Sir Godfrey Gregg D.Div
“Thy way is in the sea, and thy path in the great waters, and thy footsteps are not known.” Psalm 77:19
Doubtless, when the psalmist penned our text, his first thought was the crossing of the Red Sea. He was seeking to revive his drooping heart by recalling the saving power of God in Israel’s past. But the words of a true poet never end when we have found their literal significance. It is one mark of poetic inspiration that it is capable of indefinite expansion. It is not by narrowing down, it is by widening out, that we get to the real genius of a poet, and the writer of this psalm had the true gift. Thy way is in the sea–were there not glimpses in that of truths which the Exodus never could exhaust? So did the writer feel–so must we all feel–and it is on two of these suggestions that I wish to dwell.
The Sea As an Object of Dread
There were two places above all others dreaded by the Jew. The one was the desert and the other was the sea. The desert–for it was the home of the wild beasts and the haunt of the robbers who plundered the Jewish villages, and it was across the desert that those armies came which besieged Jerusalem and pillaged it. And the sea–because it was full of storms and treachery in Jewish eyes; it was the hungry, cruel, insatiable deep. It is very difficult for us who are an island nation to enter into that feeling of the Jew. The ocean is our defense and our great ally, and we have loved the sound of its waves since we were children. But to the Hebrew, it was very different. For him, there was no rapture on the lonely shore. He loved his fields and his vineyards and his markets, but the element he dreaded was the sea.
But now comes the voice of the great Jewish singer and says to the people, God’s way is in the sea. In the very sphere and element, they dread there are the path and purpose of divinity. They loved their gardens and the Lord was there. They loved their vineyards and the Lord was there. In places that were sweet and dear to them, there was the presence of the God of Israel. But nonetheless, in the realm of what was terrible and in the regions which they shunned instinctively, there was the ordered path of the Almighty.

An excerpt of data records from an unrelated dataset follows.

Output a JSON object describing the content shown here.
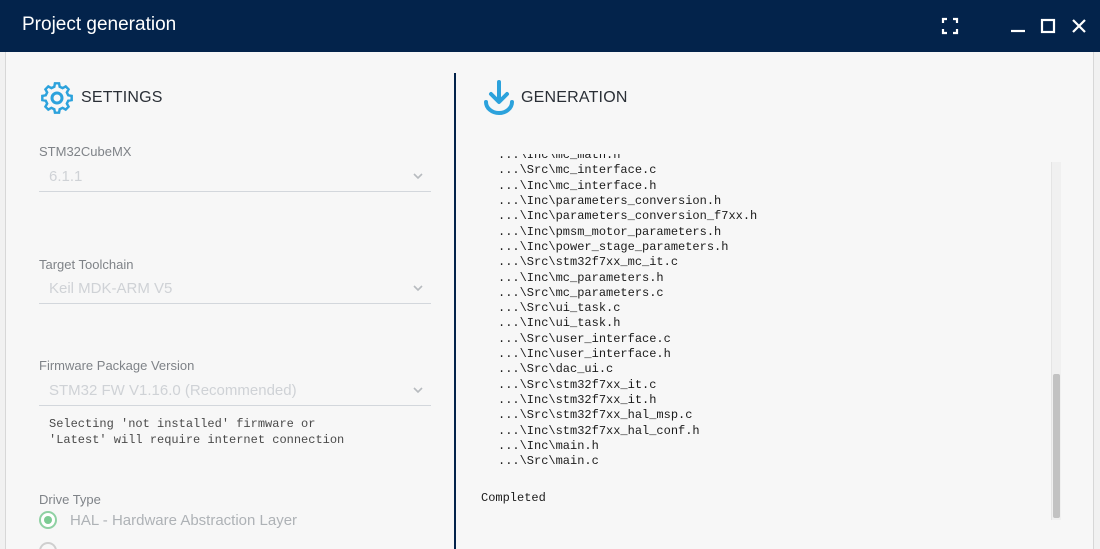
{
  "window": {
    "title": "Project generation"
  },
  "colors": {
    "titlebar": "#03234b",
    "accent": "#2ca2dc",
    "radio": "#7ccb93"
  },
  "settings": {
    "title": "SETTINGS",
    "icon": "gear-icon",
    "cubemx_label": "STM32CubeMX",
    "cubemx_value": "6.1.1",
    "toolchain_label": "Target Toolchain",
    "toolchain_value": "Keil MDK-ARM V5",
    "firmware_label": "Firmware Package Version",
    "firmware_value": "STM32 FW V1.16.0 (Recommended)",
    "firmware_note_line1": "Selecting 'not installed' firmware or",
    "firmware_note_line2": "'Latest' will require internet connection",
    "drive_label": "Drive Type",
    "drive_option": "HAL - Hardware Abstraction Layer"
  },
  "generation": {
    "title": "GENERATION",
    "icon": "download-icon",
    "log_lines": [
      "...\\Inc\\mc_math.h",
      "...\\Src\\mc_interface.c",
      "...\\Inc\\mc_interface.h",
      "...\\Inc\\parameters_conversion.h",
      "...\\Inc\\parameters_conversion_f7xx.h",
      "...\\Inc\\pmsm_motor_parameters.h",
      "...\\Inc\\power_stage_parameters.h",
      "...\\Src\\stm32f7xx_mc_it.c",
      "...\\Inc\\mc_parameters.h",
      "...\\Src\\mc_parameters.c",
      "...\\Src\\ui_task.c",
      "...\\Inc\\ui_task.h",
      "...\\Src\\user_interface.c",
      "...\\Inc\\user_interface.h",
      "...\\Src\\dac_ui.c",
      "...\\Src\\stm32f7xx_it.c",
      "...\\Inc\\stm32f7xx_it.h",
      "...\\Src\\stm32f7xx_hal_msp.c",
      "...\\Inc\\stm32f7xx_hal_conf.h",
      "...\\Inc\\main.h",
      "...\\Src\\main.c"
    ],
    "status": "Completed"
  }
}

I think we should all do well to learn that lesson–God’s way is in the very thing we dread. We are so apt to cry that God has forgotten us when the experience which we loathe arrives. We all love health, but we all dread disease. We love success, but we dread disappointment. We love the energy and glow of life, but we dread the silence of death and the cold grave–but the way of the Lord of heaven is in the sea. Believe that He is working out His purposes through what is dark as well as through what is bright. Believe that what is hardest to bear or understand is never disordered nor purposeless nor pathless. What is the object of thy greatest dread, O Hebrew? Is it the sea? “God’s way is in the sea.”
The Restless Sea
And second, the sea is the element of restlessness. That is a familiar thought in the Old Testament, receiving its noblest and most poetic expression in Psalm 107:1-43. It is not easy for us to realize how vividly this thought impressed the ancient world, for the most ignorant among us has been taught by science that nothing in the whole universe is at rest. The earth is flying with tremendous speed around the sun, and the solar system itself is hurrying somewhere; we hardly need to turn to the waves of the sea to get our parable of restless energy. It was very different for the Jew. For him, the earth was fixed under a fixed heaven. It was set fast by the ordering of God. And over against it, in the sharpest of all contrasts, rocked and surged the restless sea. The sea was the element of change, the home of restlessness. One day it was as calm as if it were asleep; the next it was tossed and rent in a storm. It was all that of which a Jew would think when the word came to him that God’s way was in the sea.
Now, there is an unrest in our life that is the consequence and issue of our sin. It is as true today as when the prophet wrote it, that “there is no rest for the wicked, saith my God.” Let a man deliberately choose the lower levels and yield up the reins to his baser nature, and his whole existence becomes one of great discontent there is nothing of God’s way in that.
But there is a restlessness that is inspired; there is a discontent that is divine; there is a spirit within us that will not let us rest, and it is the very spirit of the wind-swept sea; and if there is one thing written clear in human history, it is that the way of God is there.
In one of Shakespeare’s sonnets there is a memorable line, “With what I must enjoy, contented least.” There can be little doubt, from the connection, that Shakespeare is referring to his plays. “With what I most enjoy, contented least”–then Shakespeare was not satisfied with Hamlet. There is a grand unrest there like the unrest of the ocean, and through the heart of it there runs the track of God. We are not here to be satisfied and indifferent. We shall be satisfied when we awake. We are here to strive and yearn and toil and pray for things that are too large for our three-score years. And in that distressing and yet divine unrest, there is the way and ordering of God. God’s way is never in the stagnant pool; His way is ever in the restless sea. It is He who says to us, “This is not your rest.” It is He who fills us with eternal hope. It is He who makes us rise after each failure to strive again for what we cannot reach. So we toil on and all we do is fragmentary, but we shall be satisfied in the eternal morning. He keeps us “climbing up the climbing wave” here, but in heaven there shall be no more sea.